(Reuters) – The chief executive officer of OxyContin-maker Purdue Pharma LP should not collect a potential $1.3 million (£1.01 million) bonus when he has been accused of contributing to the opioid epidemic, a group of state attorneys general said in a court filing on Monday.
The attorneys general from 24 states said Craig Landau should not collect a bonus that would lift his pay to $3.9 million because of his alleged role in downplaying the risks of Purdue’s drugs.
The filing also said Purdue increased Landau’s potential pay in 2018 “in preparation for the filing of this case,” and possibly to circumvent the bankruptcy code’s restrictions on such bonuses.
Purdue declined to comment.
Purdue is on track to pay $24 million in bonuses to eligible employees based on its 2019 performance so far, the company said in a Monday filing. However, Purdue said that to get support for its bonus plan it would limit Landau’s potential bonus to 50%, or $1.3 million of his $2.6 million base pay. Other employees would still get their target bonus.
The attorneys general said documents that have not been made public tie Landau to the alleged misconduct by the Sackler family owners of Purdue.
The filing said documents from a Massachusetts lawsuit against Purdue show Landau wrote a 2017 proposal entitled “Sackler Pharma Enterprise” aimed at seizing on rivals’ concerns about the opioid epidemic to increase Purdue’s business.
A few weeks later, the Sacklers made him CEO, according to the filing.
The attorneys general also alleged that Purdue in 2018 gave Landau $6 million in retention payments that were not due until 2020 and 2022, and raised his annual salary in 2018 to $2.5 million, citing a lawsuit by the state of Colorado.
The official committee of unsecured creditors supported the bonus plan for Landau, once his target payment had been reduced.
Purdue filed for Chapter 11 bankruptcy in White Plains, New York, in September to allow it to put on hold thousands of lawsuits while it tries to build support for its proposed settlement, which it has said is worth $10 billion.

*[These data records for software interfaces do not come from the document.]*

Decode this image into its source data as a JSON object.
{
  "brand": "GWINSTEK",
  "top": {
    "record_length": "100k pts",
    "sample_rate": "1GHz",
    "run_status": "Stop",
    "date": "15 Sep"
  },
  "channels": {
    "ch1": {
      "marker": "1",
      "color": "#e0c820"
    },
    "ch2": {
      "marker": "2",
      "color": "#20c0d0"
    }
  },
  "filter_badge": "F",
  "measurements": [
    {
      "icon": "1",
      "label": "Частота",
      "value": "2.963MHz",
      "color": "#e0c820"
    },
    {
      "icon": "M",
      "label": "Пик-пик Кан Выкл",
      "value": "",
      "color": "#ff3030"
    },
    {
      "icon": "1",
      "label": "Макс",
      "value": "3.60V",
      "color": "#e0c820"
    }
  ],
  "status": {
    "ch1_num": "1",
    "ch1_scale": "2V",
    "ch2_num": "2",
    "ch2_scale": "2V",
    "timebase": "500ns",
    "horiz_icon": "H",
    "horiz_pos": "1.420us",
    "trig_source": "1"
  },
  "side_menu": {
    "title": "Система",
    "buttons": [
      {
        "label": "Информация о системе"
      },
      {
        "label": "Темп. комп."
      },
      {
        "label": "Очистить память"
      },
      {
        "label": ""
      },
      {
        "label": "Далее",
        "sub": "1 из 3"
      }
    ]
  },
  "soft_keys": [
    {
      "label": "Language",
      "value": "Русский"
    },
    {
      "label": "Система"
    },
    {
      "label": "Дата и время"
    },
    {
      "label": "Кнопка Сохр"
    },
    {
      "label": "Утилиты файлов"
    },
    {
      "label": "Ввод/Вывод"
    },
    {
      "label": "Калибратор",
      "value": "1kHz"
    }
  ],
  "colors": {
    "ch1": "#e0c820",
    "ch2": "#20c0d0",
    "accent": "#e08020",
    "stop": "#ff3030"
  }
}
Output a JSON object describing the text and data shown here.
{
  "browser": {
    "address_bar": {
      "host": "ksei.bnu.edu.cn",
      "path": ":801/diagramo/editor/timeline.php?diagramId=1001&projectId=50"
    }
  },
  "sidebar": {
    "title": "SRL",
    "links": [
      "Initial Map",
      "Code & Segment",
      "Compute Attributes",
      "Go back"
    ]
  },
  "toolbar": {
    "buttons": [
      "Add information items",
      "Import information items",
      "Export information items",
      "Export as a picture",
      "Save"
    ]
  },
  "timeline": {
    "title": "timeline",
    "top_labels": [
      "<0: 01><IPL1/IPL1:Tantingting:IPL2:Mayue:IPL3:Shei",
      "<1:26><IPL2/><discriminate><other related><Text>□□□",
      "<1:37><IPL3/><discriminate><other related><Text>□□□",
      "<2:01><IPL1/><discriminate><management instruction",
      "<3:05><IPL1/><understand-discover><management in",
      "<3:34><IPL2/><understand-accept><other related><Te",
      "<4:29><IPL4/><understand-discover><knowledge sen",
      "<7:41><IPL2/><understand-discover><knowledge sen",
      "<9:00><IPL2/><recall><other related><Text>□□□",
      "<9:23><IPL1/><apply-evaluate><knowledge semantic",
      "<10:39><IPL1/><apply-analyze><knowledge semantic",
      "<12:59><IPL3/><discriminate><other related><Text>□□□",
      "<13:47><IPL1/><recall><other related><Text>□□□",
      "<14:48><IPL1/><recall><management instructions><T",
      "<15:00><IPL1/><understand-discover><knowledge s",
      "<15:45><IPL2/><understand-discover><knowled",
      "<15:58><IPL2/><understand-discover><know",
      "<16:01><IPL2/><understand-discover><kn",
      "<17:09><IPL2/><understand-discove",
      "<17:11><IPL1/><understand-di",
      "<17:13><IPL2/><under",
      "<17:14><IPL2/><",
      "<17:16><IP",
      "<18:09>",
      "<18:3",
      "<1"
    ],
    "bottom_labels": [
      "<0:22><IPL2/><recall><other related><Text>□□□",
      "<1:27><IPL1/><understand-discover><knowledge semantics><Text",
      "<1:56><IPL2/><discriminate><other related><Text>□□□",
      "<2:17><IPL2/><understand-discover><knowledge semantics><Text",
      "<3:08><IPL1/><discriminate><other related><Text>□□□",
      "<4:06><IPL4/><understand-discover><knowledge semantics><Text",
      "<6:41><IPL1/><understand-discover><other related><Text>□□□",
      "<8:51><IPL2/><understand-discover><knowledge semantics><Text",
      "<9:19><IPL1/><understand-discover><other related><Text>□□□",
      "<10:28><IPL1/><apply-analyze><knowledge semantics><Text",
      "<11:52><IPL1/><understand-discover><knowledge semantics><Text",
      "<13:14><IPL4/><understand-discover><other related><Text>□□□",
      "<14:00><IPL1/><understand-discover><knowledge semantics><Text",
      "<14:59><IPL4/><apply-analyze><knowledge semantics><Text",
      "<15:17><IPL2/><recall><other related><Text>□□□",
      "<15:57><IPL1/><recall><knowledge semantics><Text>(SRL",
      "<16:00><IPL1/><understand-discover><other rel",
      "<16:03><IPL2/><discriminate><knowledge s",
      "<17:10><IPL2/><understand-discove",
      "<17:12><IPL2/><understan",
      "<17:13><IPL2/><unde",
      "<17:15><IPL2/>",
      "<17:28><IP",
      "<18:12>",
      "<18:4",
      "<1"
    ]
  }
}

The company has been sued mostly by state attorneys general and local governments, which accuse it of hyping the benefits of its drugs while masking the risks. Purdue has denied the allegations.
The proposed settlement includes a contribution of at least $3 billion by the Sacklers.
(Reporting by Tom Hals in Wilmington, Delaware; Editing by Richard Chang)